You see I grew up around sugar, my mother worked for Cadburys Schweppes. My brothers and I would look forward to the when she would come home from work laden with goodies from the staff shop: reject chocolate biscuits, Fry’s Chocolate Cremes, Double Deckers. Chocolate was like the sixth food group in my family. But it wasn’t always around; it was something to look forward to. Then there was my grandma, a boiled sweet addict: pineapple cubes, Army and Navy, rhubarb and custard, all wrapped up in perfect paper bags, tucked into various pockets around her person, and you might just get lucky and be awarded with something or other. Sweets are a part of childhood, they are a treat. Yes, they make your teeth rot, and they make you fat, but there’s something naughty about them that kids love. And it’s down to me, the mummy, to regulate them, not the government.

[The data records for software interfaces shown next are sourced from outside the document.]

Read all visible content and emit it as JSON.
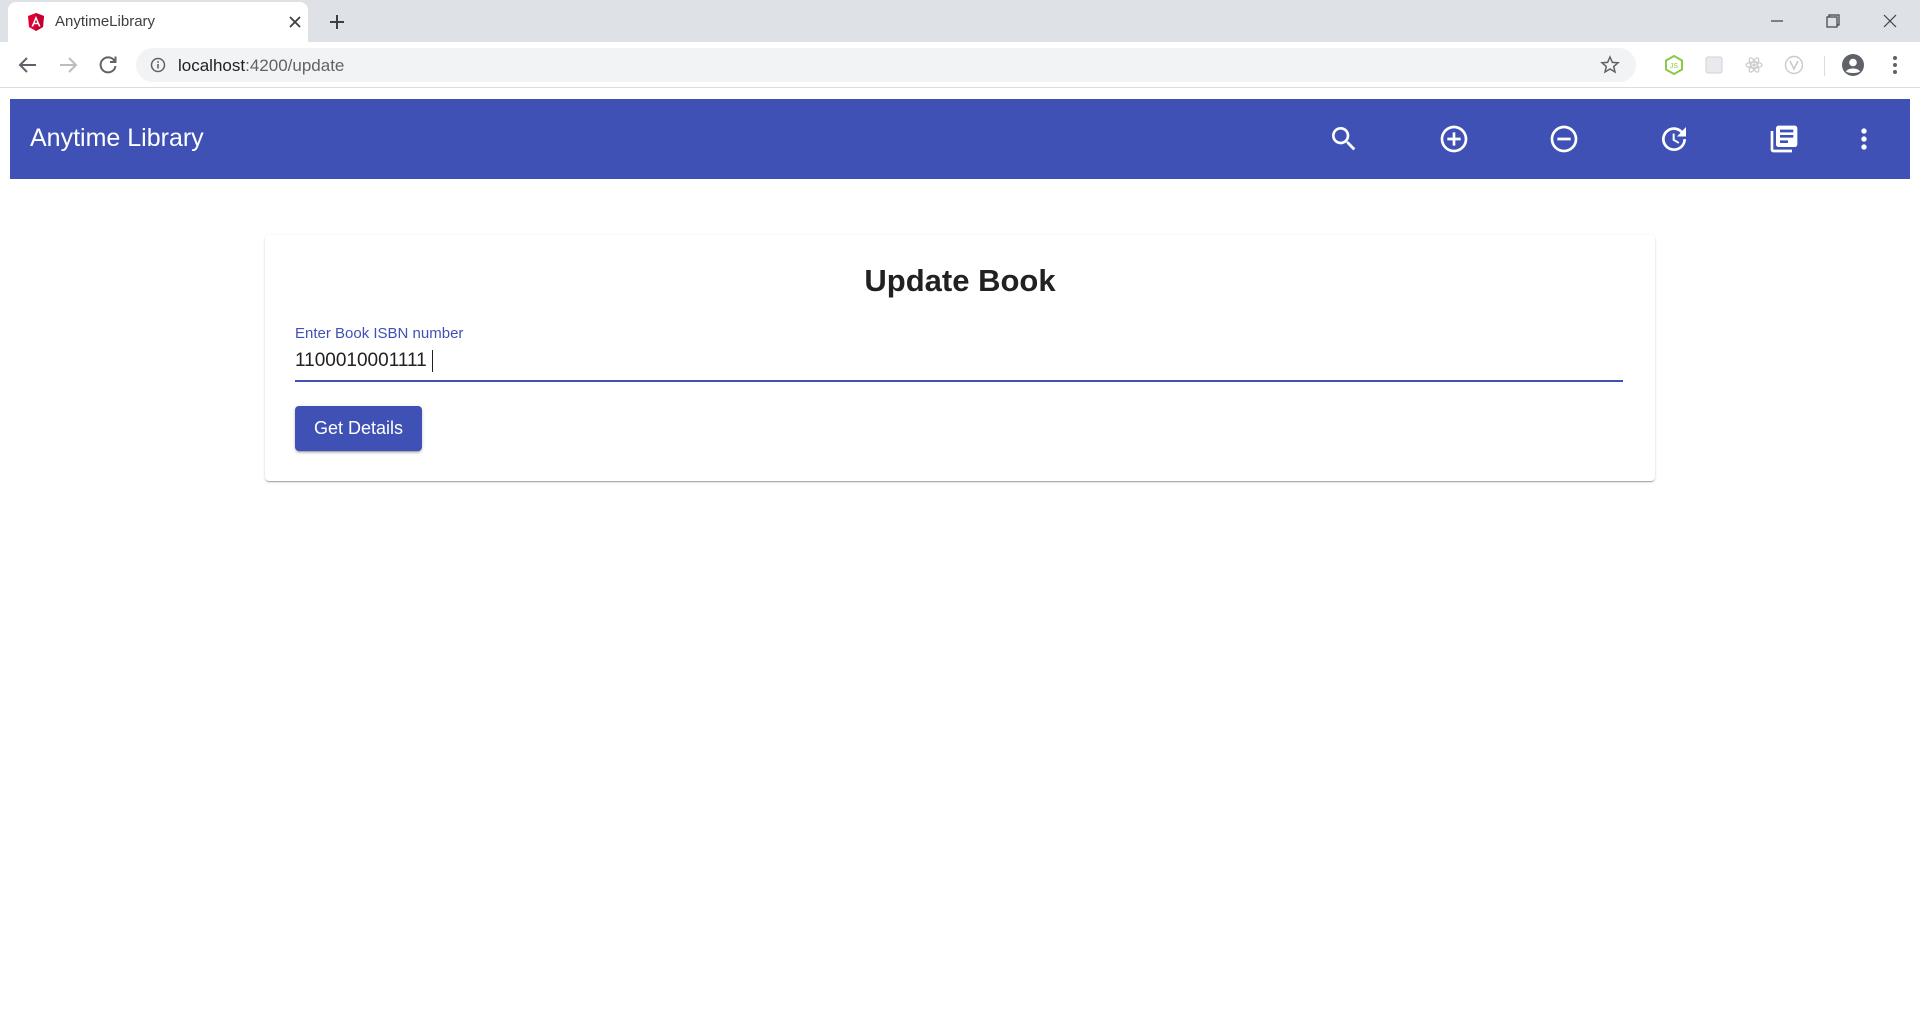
{
  "browser": {
    "tab": {
      "title": "AnytimeLibrary",
      "favicon": "angular-logo-icon"
    },
    "address": {
      "host": "localhost",
      "path": ":4200/update"
    },
    "colors": {
      "tabstrip": "#dee1e6",
      "omnibox": "#f1f3f4"
    }
  },
  "app": {
    "title": "Anytime Library",
    "primary_color": "#3f51b5",
    "toolbar_icons": [
      {
        "name": "search-icon",
        "label": "Search"
      },
      {
        "name": "add-circle-icon",
        "label": "Add"
      },
      {
        "name": "remove-circle-icon",
        "label": "Remove"
      },
      {
        "name": "update-icon",
        "label": "Update"
      },
      {
        "name": "library-books-icon",
        "label": "Books"
      },
      {
        "name": "more-vert-icon",
        "label": "More"
      }
    ]
  },
  "card": {
    "title": "Update Book",
    "isbn_field": {
      "label": "Enter Book ISBN number",
      "value": "1100010001111"
    },
    "get_details_label": "Get Details"
  }
}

What’s next? Is the state is going to take full responsibility for my child? Can I stop teaching her to look both ways before she crosses the road because there’s going to be a lollipop lady shadowing her every move? Wouldn’t be more sensible to think about the things which could actually harm our children at these public events? Such as the insane Nit de Focs, and the demonis who run through the crowds with lit fireworks, flaming torches and chainsaws? (Well, they do down our parts). Or, what about Sant Antoni, the Festival of the Animals? In Andratx horses gallop up the main road past babies in their prams. That’s pretty scary, not even the priest who is blessing the animals and their owners looks entirely confident as he’s being born down on by a snorting, over excited stallion. Now that’s something that could do with some thought.

It’s just plain silly to ban children from sweets, get a grip Consell de Palma. Forbidding sugar at the Three Kings’ Parade was a PR step too far.

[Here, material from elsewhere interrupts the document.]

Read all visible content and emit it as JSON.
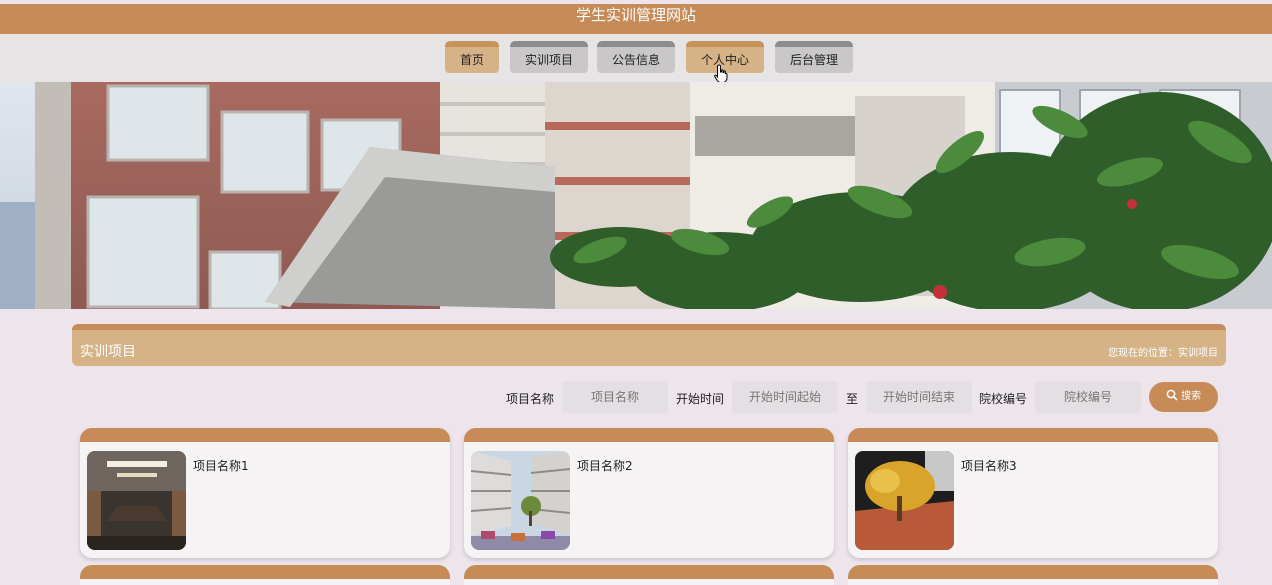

published on

Fiesta frenzy – July 16th and onwards

July is an important month for my manor. Port Andratx is part of my local stomping ground, and the annual fiestas are almost upon us. The fiesta represents a major boom for the local cafes and restaurants, and if you want to attend and eat at a seafront restaurant on that night then my advice would be to book in advance to make sure you have a table.

The fiesta celebrates the Carmen – the virgin mary, and is closely connected to the sea. But this year, is there so much to give thanks for? The fishing industry in Mallorca is in crisis, fish stocks are low and fuel prices are through the roof. Nevertheless the fiesta will still take place.

In the early evening of July 16th, after Mass is heard, the figure of the Carmen is carried from the local church where she has been decorated with flowers by the wives of the local fishermen. She is paraded through the streets of the Port, down to the sea, carried by the pescadores. She is accompanied on her brief journey through the streets by a traditional band. Then she is placed on a fishing boat and goes out to sea. Once the boat has reached the mouth of the bay she is blessed by the priest. Lots of other boats go out as well, all decorated with flags and bunting, and normally skippered and crewed by groups of people who may well be on the outside of one too many G & T’s. It’s a bit like bumper cars, but floating as so many vessels make the short journey out.

Later in the evening there is a Carre Foc which translates as running with fire. It’s advisable to wear a long sleeved top and long trousers as you literally CAN run with fire. The streets are hung with fireworks which are lit as another group parade through the town, this time dressed as dimonis (devils). Kids love to do this, and parents hate watching. It’s not that dangerous as long as you keep your hair and skin covered up, honest. There’s also a large fair which is along the seafront with stalls, food, and kids’ attractions. I hope the fiesta brings great blessings from the Carmen, as the fishermen and their wives badly need some good news round here.

The Fiesta of the Carmen marks the highest point of the summer season for Port Andratx. From this point on, ’til the beginning of September, all of the bars are normally full to bursting in the evenings as it gets hotter and hotter and no one can sleep.

The next big fiesta round here is then the S’Arraco shindig which stretches over the course of three weekends in August. Free music and parties every weekend in the plaza in S’Arraco, and no sleep ’til breakfast.